“Shooting at the politicians is wrong. Once again it shows that it is impossible to hold presidential elections until we reach consensus and civil peace,” he added.
Kharkov mayor and Party of Regions member Gennady Kernes was born June 27, 1959, in Kharkov, then in the Ukrainian SSR. He is a lawyer and manager by profession.
A miner in the late 70s, Kernes became engaged in politics in 1998, when he ran for the Kharkov City Council.
In 2004, Kernes was an enthusiastic supporter of the Orange Revolution. Political alliances secured him the mayor’s post on October 31, 2010, after Mikhail Dobkin had become head of the regional state administration. The results, which were overwhelmingly in his favor again, were controversial and came under suspicion from critics. During his tenure as mayor, he has become well known among locals for his far-reaching city reforms and his contributions to development and charitable causes.
However, Kernes’s past is also entangled with Ukraine’s underworld – among other things, he was allegedly the boss of his own criminal organization, which gained notoriety in the region. He was also convicted of theft and fraud.
Since the February 2014 coup in Ukraine, he has been accused of fomenting separatism. In January, he gave himself a controversial 25 percent pay rise.
Kernes was awarded many political honors in his time. He is a father of three children. His hobbies, among other things, include actively promoting and leading a healthy lifestyle.
Thousands of anti-government demonstrations have swept eastern Ukraine since March, with administration buildings being seized in several cities, including Kharkov, the largest city.
At the beginning of March some 111 people were injured in clashes between anti-government protesters and radical nationalists in the city after the radical groups then seized the administration building.
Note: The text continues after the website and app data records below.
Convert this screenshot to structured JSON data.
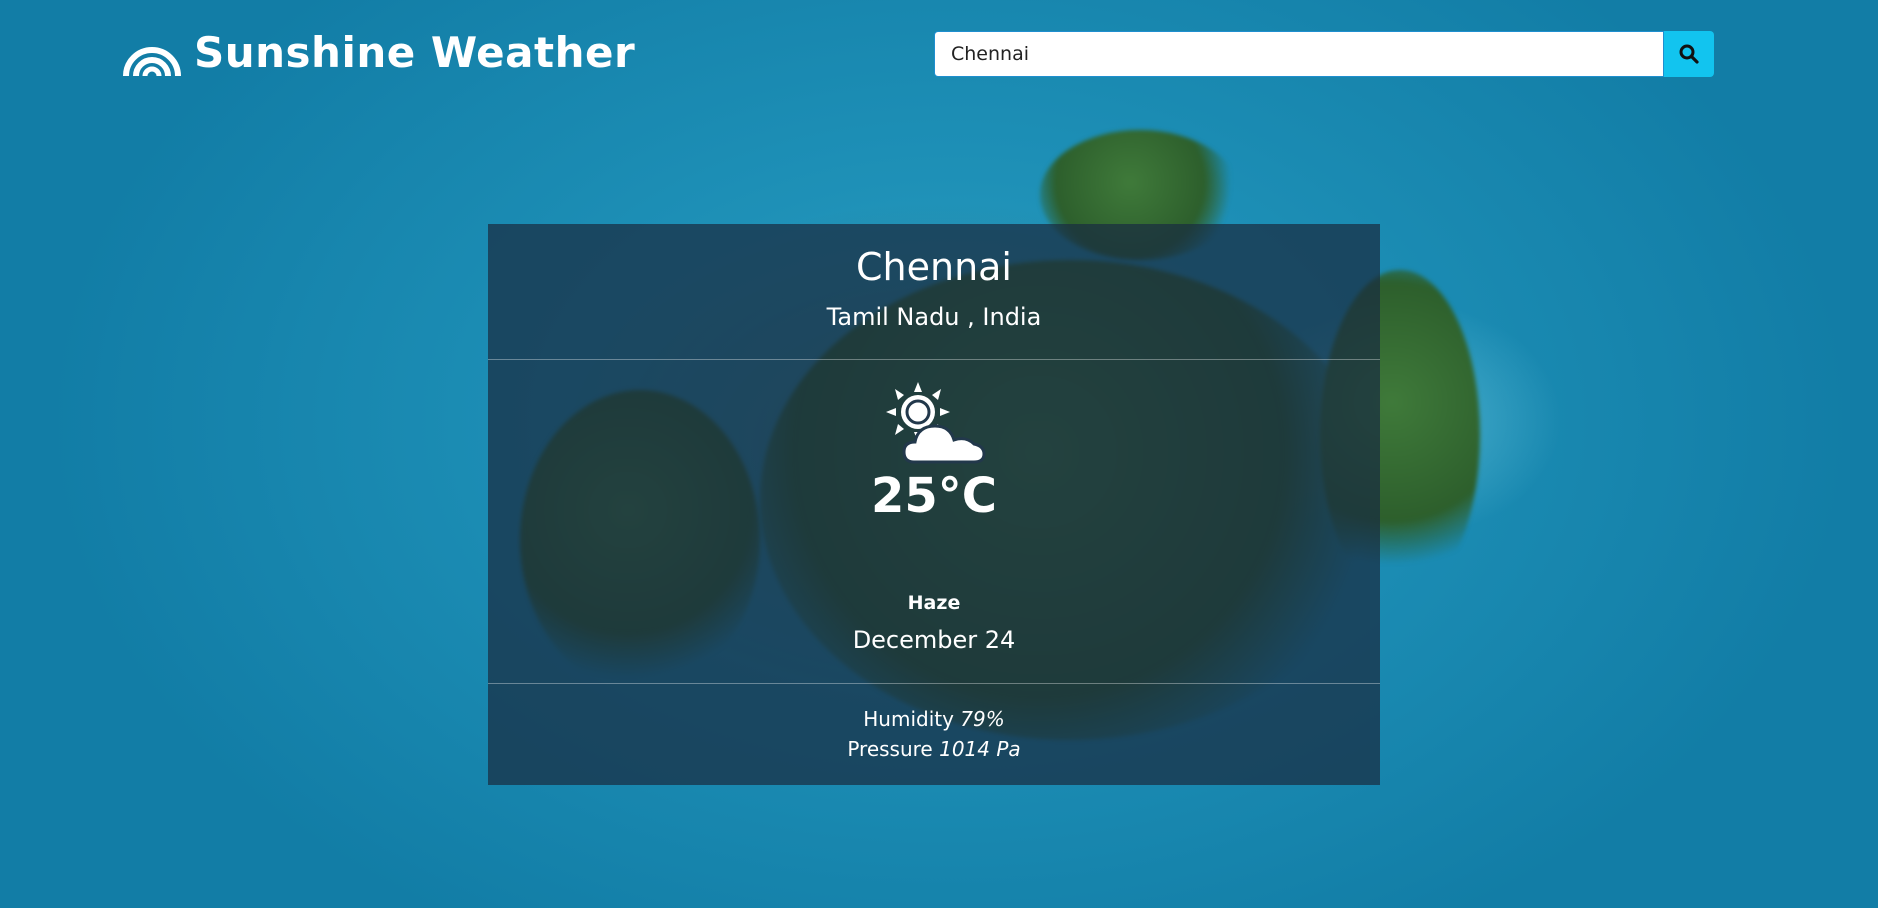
{
  "app": {
    "title": "Sunshine Weather",
    "logo_icon": "rainbow-icon"
  },
  "search": {
    "value": "Chennai",
    "placeholder": "",
    "button_icon": "search-icon",
    "button_color": "#12c4ef"
  },
  "weather": {
    "city": "Chennai",
    "region": "Tamil Nadu , India",
    "icon": "partly-cloudy-day-icon",
    "temperature": "25",
    "temperature_unit": "°C",
    "condition": "Haze",
    "date": "December 24",
    "humidity_label": "Humidity",
    "humidity_value": "79%",
    "pressure_label": "Pressure",
    "pressure_value": "1014 Pa"
  }
}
Commenting on the incident, Mayor Kernes said they were ultra nationalist elements “who hid their faces behind masks and had weapons, including automatic ones,” adding that “it turned out that these men came from western Ukraine – from Lvov, Ivano-Frankovsk.”